As an internationally-exhibiting artist and as a writer of poetry, fiction, and nonfiction, I see my work in the conceptual framework of imagists such as H.D. and others who emphasized the ‘thingness’ inherent in the world around us. The “chairness” of a chair, for example, interests me. So does the “technologicalness” of a technology. I’m interested in larger philosophical questions while grounding these in concrete images and examples. It is this fruitful tension between the concrete and the abstract with which I play to create my work.

My creative practice investigates human relationships with systems — technological, representational, linguistic, and social — from my position in a technologically-infused society. In my work I explore the relationship between such systems and their intersections with everyday life. Therefore, games, computer viruses, search engines, cell phones, email — seemingly ordinary systems — become for me extraordinary and revealing artifacts representing themes of human desire, intimacy, language, and the conceptual spaces of machines themselves. Games are of particularly ripe type of system to explore and utilize in my work: they are up to 8,000 years old and represent core aspects of human understanding.

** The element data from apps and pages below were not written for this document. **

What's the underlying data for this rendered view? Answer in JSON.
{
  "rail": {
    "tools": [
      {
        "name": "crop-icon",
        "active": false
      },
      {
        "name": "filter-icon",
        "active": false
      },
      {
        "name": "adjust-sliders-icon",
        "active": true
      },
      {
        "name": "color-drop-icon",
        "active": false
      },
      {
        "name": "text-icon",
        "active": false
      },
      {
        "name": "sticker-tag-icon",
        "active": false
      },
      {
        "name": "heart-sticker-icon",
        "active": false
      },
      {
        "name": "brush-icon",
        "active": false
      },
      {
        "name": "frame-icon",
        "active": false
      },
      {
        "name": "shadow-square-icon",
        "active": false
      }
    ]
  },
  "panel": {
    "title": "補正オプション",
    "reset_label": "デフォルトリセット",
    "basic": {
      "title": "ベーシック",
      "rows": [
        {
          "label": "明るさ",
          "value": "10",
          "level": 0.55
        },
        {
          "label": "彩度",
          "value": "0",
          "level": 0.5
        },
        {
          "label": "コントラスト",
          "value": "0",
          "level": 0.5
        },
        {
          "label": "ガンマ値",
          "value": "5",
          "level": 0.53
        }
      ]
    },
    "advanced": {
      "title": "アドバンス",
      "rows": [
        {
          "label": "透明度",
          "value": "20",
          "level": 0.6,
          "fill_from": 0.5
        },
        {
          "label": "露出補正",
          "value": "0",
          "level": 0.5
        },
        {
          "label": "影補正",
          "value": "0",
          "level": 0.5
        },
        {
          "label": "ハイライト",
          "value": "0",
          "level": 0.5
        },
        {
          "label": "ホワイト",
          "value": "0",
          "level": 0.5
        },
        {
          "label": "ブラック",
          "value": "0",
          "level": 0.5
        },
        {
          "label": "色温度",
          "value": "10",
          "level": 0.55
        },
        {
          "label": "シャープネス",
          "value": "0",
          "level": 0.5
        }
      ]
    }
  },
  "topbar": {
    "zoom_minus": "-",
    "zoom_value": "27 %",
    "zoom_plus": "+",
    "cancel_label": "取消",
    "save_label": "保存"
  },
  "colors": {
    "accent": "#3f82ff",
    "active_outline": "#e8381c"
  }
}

I use particular methods to defamiliarize myself with my own experiences of these systems, to be able to see them anew; computer game engines and networked databases are materials by which to explore the cultural impact of digital technology as it permeates everyday life, while it in turn is continually reshaped.

The process of creating the work feeds from ‘net culture’ and ‘computational customs’ where flippant trends become ongoing conceptual and physical ‘truths.’ I explore the anxious and profound relationship between technological systems and human experience.  Making these works is a way of creating alternate systems which reach a peace with the both the impermanence of the medium and its forms: the simultaneous fleeting nature of bits and bytes and conversely, the way these forms forge more lasting conceptual systems. Relationships of power interest me greatly.

My investigations manifest using a variety of forms: web-based media, poetry, computer applications, games, and social relationships. These forms are governed by rule sets that render possible worlds under constraints. Most works involve serendipity and accident as aleatoric, experiential interventions. My goal is for the work to be as experiential as it is imagistic, and that it abides by a tenet of openness in fields of possibility. It is my goal to create a challenging type of sense-making—rich forms and media that challenge absoluteness. Each work invents its own grammar and executes this through associative narratives in these images and collisions. Duchamp called his own work ‘laboratory experiments’; my intention is to pursue a blend of research, process, procedure, and performance using a similar experimental framing. In this way the conceptually driven investigations form a hybrid of research, process, and performance.